Source: Sean Yap Instagram

An undergrad reported this dead male Jambu Fruit Dove , listed as near-threatened by the IUCN, today. The bird was found at the base of an apartment block with no apparent external injuries and no signs of head trauma, except that the neck felt unusually loose. Will have to dissect the bird to determine cause of death.

Source: David Tan, on Dead Birds Facebook Group

It’s been a busy morning! I received a call at 9am this morning informing me of a dead Coppersmith Barbet (Psilopogon haemacephalus) near Chinatown. The bird was found alive on the ground being harassed by a cat, and it died shortly after of unknown causes despite the rescuer’s intervention.

The second carcass is that of an Indian Cuckoo (Cuculus micropterus), a common winter visitor and passage migrant through Singapore, that unfortunately died near the Chinese Library at NUS. I’m not entirely sure what the cause of death was, but the bird was found near to a glass wall (indicative if windowstrike) but it also had a gaping wound on its neck (which could have been caused by a predator, or a post-mortem injury).

Source: David Tan Instagram

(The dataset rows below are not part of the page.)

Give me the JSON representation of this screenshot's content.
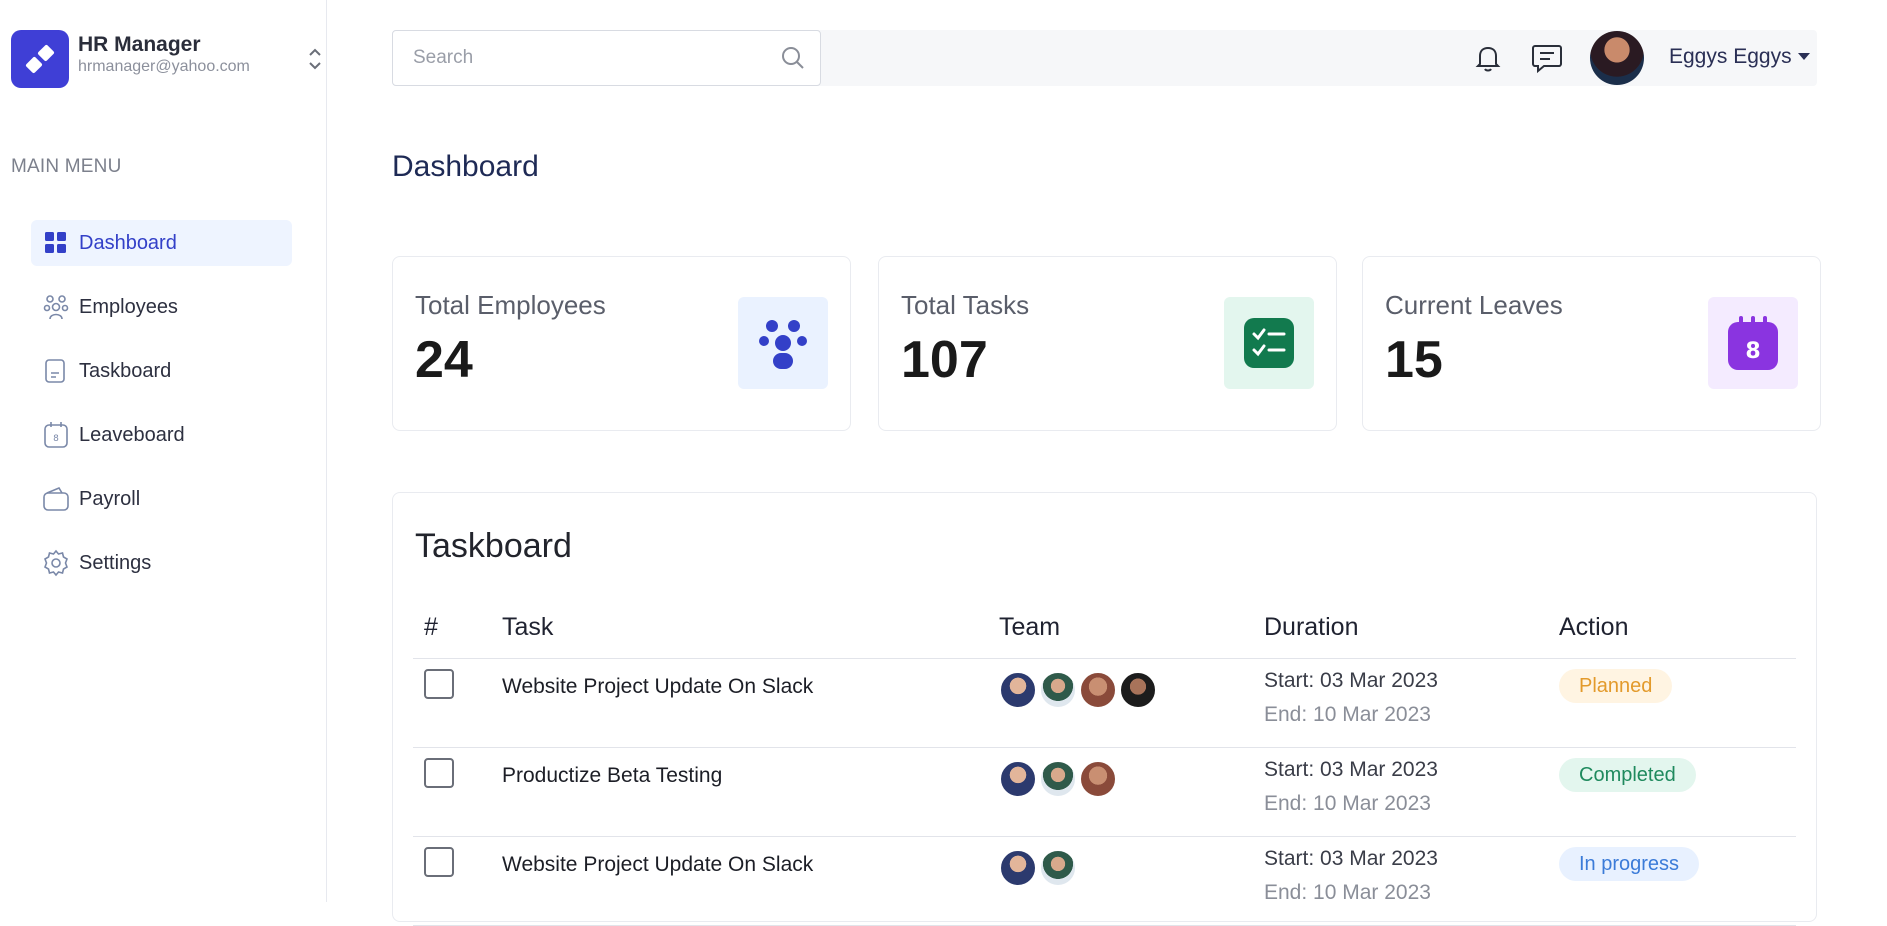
{
  "brand": {
    "name": "HR Manager",
    "email": "hrmanager@yahoo.com"
  },
  "sidebar": {
    "caption": "MAIN MENU",
    "items": [
      {
        "label": "Dashboard",
        "icon": "grid-icon",
        "active": true
      },
      {
        "label": "Employees",
        "icon": "people-icon"
      },
      {
        "label": "Taskboard",
        "icon": "document-icon"
      },
      {
        "label": "Leaveboard",
        "icon": "calendar-icon"
      },
      {
        "label": "Payroll",
        "icon": "wallet-icon"
      },
      {
        "label": "Settings",
        "icon": "gear-icon"
      }
    ]
  },
  "topbar": {
    "search_placeholder": "Search",
    "user_name": "Eggys Eggys"
  },
  "page": {
    "title": "Dashboard"
  },
  "stats": [
    {
      "label": "Total Employees",
      "value": "24",
      "icon": "people-icon",
      "icon_bg": "#eaf2ff",
      "icon_color": "#3340c8"
    },
    {
      "label": "Total Tasks",
      "value": "107",
      "icon": "checklist-icon",
      "icon_bg": "#e3f6ee",
      "icon_color": "#127a4e"
    },
    {
      "label": "Current Leaves",
      "value": "15",
      "icon": "calendar-icon",
      "icon_text": "8",
      "icon_bg": "#f4ebff",
      "icon_color": "#8a34e0"
    }
  ],
  "taskboard": {
    "title": "Taskboard",
    "columns": [
      "#",
      "Task",
      "Team",
      "Duration",
      "Action"
    ],
    "rows": [
      {
        "task": "Website Project Update On Slack",
        "start": "Start: 03 Mar 2023",
        "end": "End: 10 Mar 2023",
        "status": "Planned",
        "status_bg": "#fff4e2",
        "status_color": "#e39a2b",
        "team_size": 4
      },
      {
        "task": "Productize Beta Testing",
        "start": "Start: 03 Mar 2023",
        "end": "End: 10 Mar 2023",
        "status": "Completed",
        "status_bg": "#e3f6ee",
        "status_color": "#1f8a5e",
        "team_size": 3
      },
      {
        "task": "Website Project Update On Slack",
        "start": "Start: 03 Mar 2023",
        "end": "End: 10 Mar 2023",
        "status": "In progress",
        "status_bg": "#e8f1ff",
        "status_color": "#3b7bd8",
        "team_size": 2
      }
    ]
  },
  "colors": {
    "accent": "#3f3fd6",
    "nav_active_bg": "#eef4ff"
  }
}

Picked up this owl carcass on 23 March 2014 after it collided with a building and thought it was just an ordinary Brown Boobook (Ninox scutulata), which is known to reside in and migrate through Singapore.

After a tip off from a fellow ornithologist, I took a closer look at the wing formula and surprise, surprise, it’s actually a Northern Boobook (Ninox japonica), a new species record for Singapore and a considerable extension of the species’s migratory range southward down the Malay Peninsula.

My colleagues and I have published a paper based on this carcass and several other recent records of the species in the region, which is available here: DNA reveals long-distance partial migratory behavior in a cryptic owl lineage

Source: David Tan, on Dead Birds Facebook Group

Sometimes there’s nothing like a little brown job to give the old grey cells a good workout. Picked up the slightly desiccated carcass of this small brown bird yesterday (approx 11cm from bill to tail), which triggered a long discussion in the lab over its identity. Thus far the consensus is that it’s either an Abbott’s Babbler (Malacocincla abbotti), or a really undersized Reed Warbler (Acrocephalus sp). We’ll probably have to sequence the CO1 or cytb gene at some point to confirm its identity.

Source: David Tan, on Dead Birds Facebook Group

This bird has apparently been confirmed to be a Black-browed Reed Warbler (Acrocephalus bistrigiceps).